Did your rather large portfolio open any doors for you at the convention despite the fact that all your work was done primarily for the Dutch market?
There were a few small publishing houses that were familiar with my work, that took me by surprise. I noticed though that I did have a few points ahead of the 'competition'. I have a lot of experience, as is evident in my portfolio, and my age also comes into the equation. I am obviously not a beginner who shows up with his comic, eager to be published. Just the stack of my Urbanus comics is impressive enough -130 albums - and when I mention I'm from Belgium and I made a graphic novel, theyre hooked! I was also very curious about their opinions which turned out to be very positive. In Belgium, they tend to stereotype me because I've been doing Urbanus comics for 25 years already. And that plays into the reviews of The Year of the Elephant sometimes; although the positive far outweighs the negative reviews.

The comic world in our part of the world is indeed small and I think that stereotyping creators is not uncommon.
Definitely but there's also an upside: since The Year of the Elephant, those kind of people can't seem to figure out whether if I'm still bad according to them or if I'm actually quite good! [laughs]

Did someone mention your only American comics-work to date: your story in Alan Moore: Portrait of an Extraordinary Gentleman where Urbanus meets Swamp Thing?
Most definitely not. That was a long time ago. I've been reading comics for over 10 years now and I like to study them: the market, the trends, the evolution. So I knew that Marvel or DC Comics weren't a proper fit for The Year of the Elephant.
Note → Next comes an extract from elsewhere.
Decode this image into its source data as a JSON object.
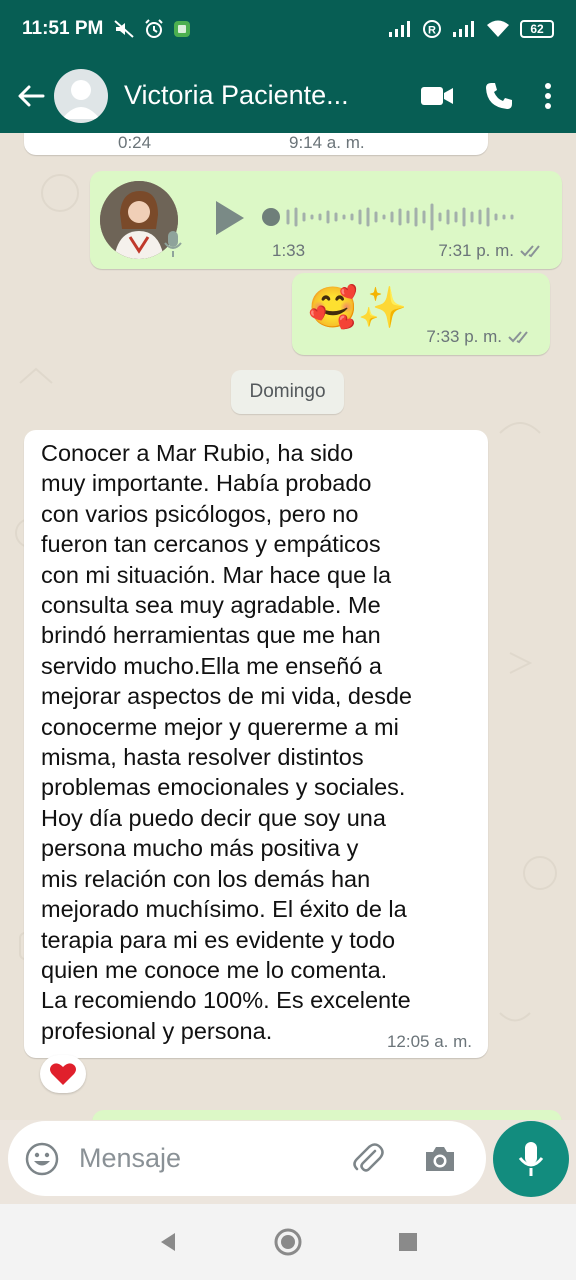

By accident I ran into the people from Boom! Studios and they were really friendly en enthusiastic about my GN. I did tell them outright that their company wasn't a good fit for my comic and they agreed but still offered to help me in my search for a publisher. They know how important it is to be published in a good environment and where you're treated with respect.

Were you very nervous prior to doing your rounds or were you more 'laissez faire, laissez passer'?
Before I made the trip, I was really nervous. I wanted to take the complete series with me and Part 5 and 6 arrived at the last possible moment. In the end it turned out all right but it was a pretty close shave. Once I reached the Comicon though, I immediately took advantage of the preview afternoon which is press and creators only. This gave me the opportunity to do some scouting and I laid some first contacts without any interruptions from a busy convention floor. My plan was to dive straight into it and practise my sales talk from the get go and the first company I approached turned out to be Boom! Studios. From that moment on, the nervousness disappeared. I always feel the support of my son when doing this. The Year of the Elephant is in a certain sense a gift from him to me and just thinking about that makes all nervousness disappear. By the way, I ran into Julia Roberts on the street and she seemed much more nervous than me. She didn't want anyone to recognize her and she had the rim of her hat pulled down over her face.

This concludes Part 2 (of 3) of our interview with Willy Linthout. In Part 3, we move away from The Year of the Elephant and focus a bit on his collection, his influences and the differences in approach in Europe and the States.
(http://www.brokenfrontier.com 1 Juli 2008)